The Association of Convenience Stores has urged the Low Pay Commission to consider the impact of future increases in wage rates on the labour market.
In its annual submission to the LPC, which sets the National Living Wage, the ACS said its Local Shops Report showed that the number of jobs in the convenience sector fell from 407,000 in 2015 to 370,000 in 2017, despite the number of stores remaining stable.
It also cited evidence from its National Living Wage survey which represents the views of over 3,000 stores. The findings reveal:
- 75% of retailers are reducing the number of staff hours in their business
- 60% of retailers are increasing the number of hours they work to cover staff shortages
- 39% of retailers have had to reduce the number of staff employed in their business
When asked about future increases in the National Living Wage, 77% of respondents believed that the rate should not rise any higher than the rate of inflation.
ACS chief executive James Lowman said: “Convenience stores are an important local employer, providing flexible jobs for people that often have other commitments at home. It is clear however that rises in the National Living Wage are forcing retailers into making difficult decisions to reduce costs in their business by reducing staff hours, working more themselves to make up the shortfall and even having to lay off staff altogether.

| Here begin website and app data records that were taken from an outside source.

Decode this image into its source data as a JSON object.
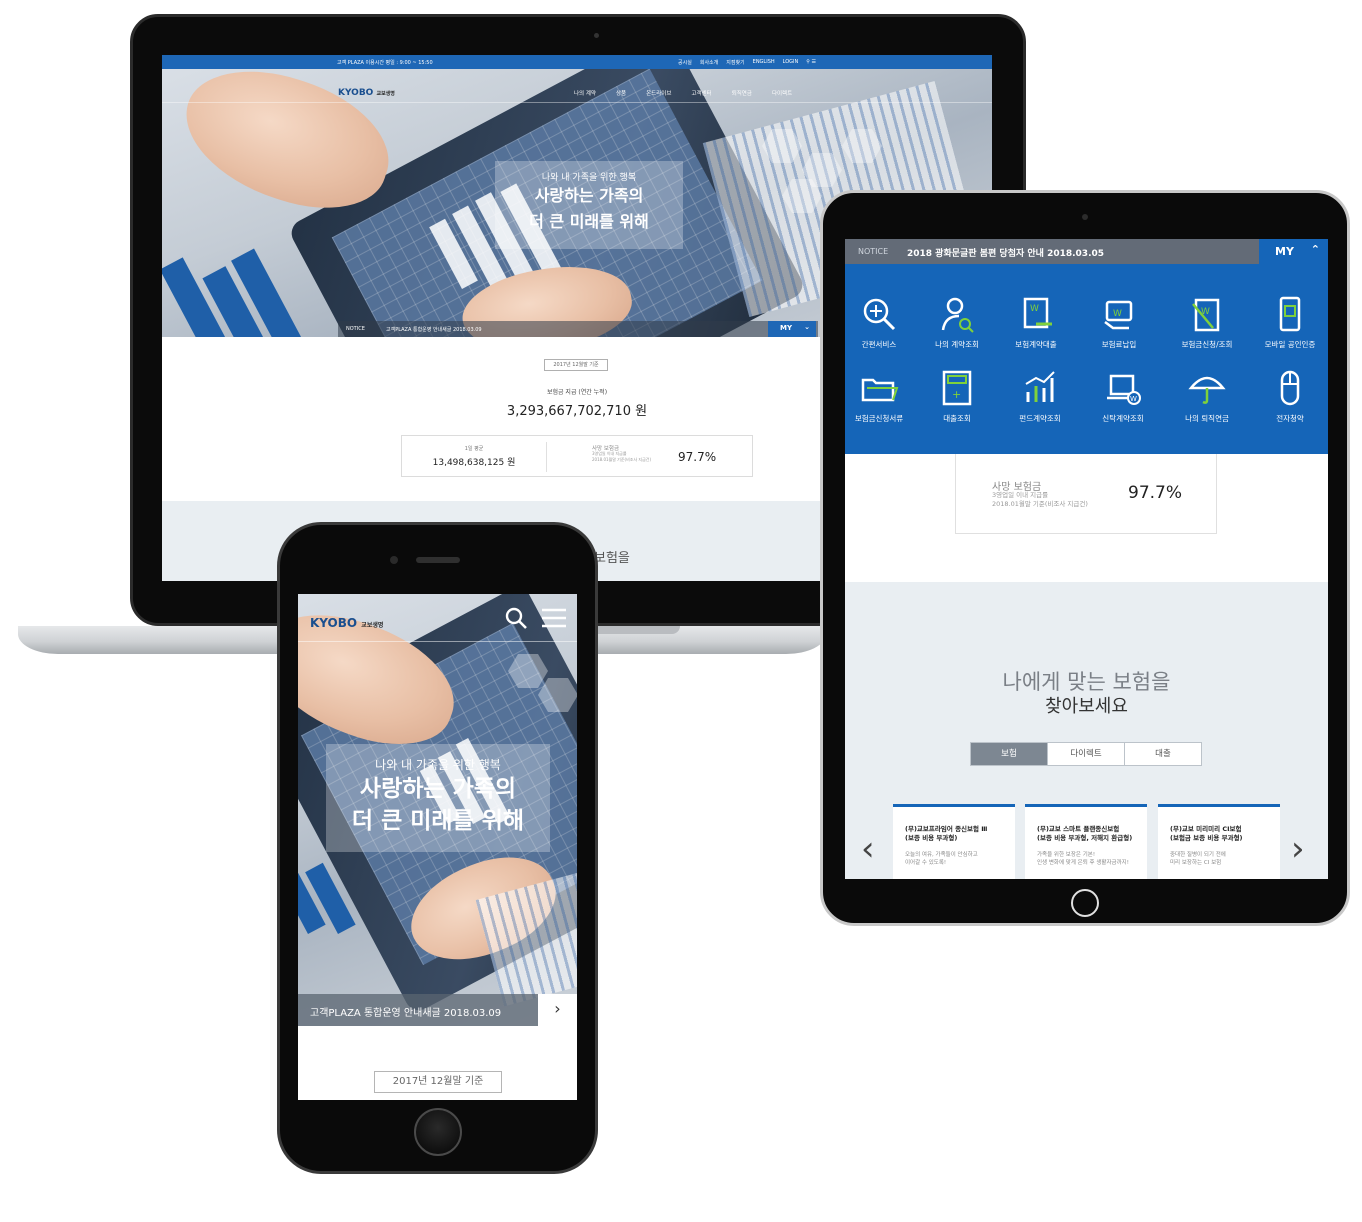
{
  "laptop": {
    "topbar": {
      "hours": "고객 PLAZA 이용시간 평일 : 9:00 ~ 15:50",
      "links": [
        "공시실",
        "회사소개",
        "지점찾기",
        "ENGLISH",
        "LOGIN"
      ]
    },
    "logo": {
      "name": "KYOBO",
      "sub": "교보생명"
    },
    "menu": [
      "나의 계약",
      "상품",
      "온드라이브",
      "고객센터",
      "퇴직연금",
      "다이렉트"
    ],
    "hero": {
      "small": "나와 내 가족을 위한 행복",
      "line1": "사랑하는 가족의",
      "line2": "더 큰 미래를 위해"
    },
    "notice": {
      "label": "NOTICE",
      "text": "고객PLAZA 통합운영 안내새글  2018.03.09"
    },
    "my_label": "MY",
    "stats": {
      "basis": "2017년 12월말 기준",
      "paid_label": "보험금 지급 (연간 누적)",
      "paid_amount": "3,293,667,702,710 원",
      "avg_label": "1일 평균",
      "avg_value": "13,498,638,125 원",
      "rate_label": "사망 보험금",
      "rate_note1": "3영업일 이내 지급률",
      "rate_note2": "2018.01월말 기준(비조사 지급건)",
      "rate_value": "97.7%"
    },
    "find_text": "보험을"
  },
  "tablet": {
    "notice": {
      "label": "NOTICE",
      "text": "2018 광화문글판 봄편 당첨자 안내    2018.03.05"
    },
    "my_label": "MY",
    "services": [
      {
        "label": "간편서비스",
        "icon": "magnifier-plus-icon"
      },
      {
        "label": "나의 계약조회",
        "icon": "person-search-icon"
      },
      {
        "label": "보험계약대출",
        "icon": "document-won-icon"
      },
      {
        "label": "보험료납입",
        "icon": "hand-card-icon"
      },
      {
        "label": "보험금신청/조회",
        "icon": "clipboard-icon"
      },
      {
        "label": "모바일 공인인증",
        "icon": "mobile-icon"
      },
      {
        "label": "보험금신청서류",
        "icon": "folder-icon"
      },
      {
        "label": "대출조회",
        "icon": "calculator-icon"
      },
      {
        "label": "펀드계약조회",
        "icon": "chart-icon"
      },
      {
        "label": "신탁계약조회",
        "icon": "laptop-won-icon"
      },
      {
        "label": "나의 퇴직연금",
        "icon": "umbrella-icon"
      },
      {
        "label": "전자청약",
        "icon": "mouse-icon"
      }
    ],
    "stats": {
      "rate_label": "사망 보험금",
      "rate_note1": "3영업일 이내 지급률",
      "rate_note2": "2018.01월말 기준(비조사 지급건)",
      "rate_value": "97.7%"
    },
    "find": {
      "line1": "나에게 맞는 보험을",
      "line2": "찾아보세요",
      "tabs": [
        "보험",
        "다이렉트",
        "대출"
      ],
      "cards": [
        {
          "title1": "(무)교보프라임어 종신보험 Ⅲ",
          "title2": "(보증 비용 부과형)",
          "desc1": "오늘의 여유, 가족들이 안심하고",
          "desc2": "이어갈 수 있도록!"
        },
        {
          "title1": "(무)교보 스마트 플랜종신보험",
          "title2": "(보증 비용 부과형, 저해지 환급형)",
          "desc1": "가족을 위한 보장은 기본!",
          "desc2": "인생 변화에 맞게 은퇴 후 생활자금까지!"
        },
        {
          "title1": "(무)교보 미리미리 CI보험",
          "title2": "(보험금 보증 비용 부과형)",
          "desc1": "중대한 질병이 되기 전에",
          "desc2": "미리 보장하는 CI 보험"
        }
      ]
    }
  },
  "phone": {
    "logo": {
      "name": "KYOBO",
      "sub": "교보생명"
    },
    "hero": {
      "small": "나와 내 가족을 위한 행복",
      "line1": "사랑하는 가족의",
      "line2": "더 큰 미래를 위해"
    },
    "notice": "고객PLAZA 통합운영 안내새글  2018.03.09",
    "basis": "2017년 12월말 기준"
  },
  "colors": {
    "brand_blue": "#1565b8",
    "panel_gray": "#e9eef2",
    "device_black": "#0a0a0a"
  }
}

“Convenience store owners are keen to pay their employees as much as they can, but further job losses should not be a consequence of rises in national wage rages. We urge the Low Pay Commission to exercise caution in setting future wage rates and consider carefully the impact that any significant rises will have on the labour market.”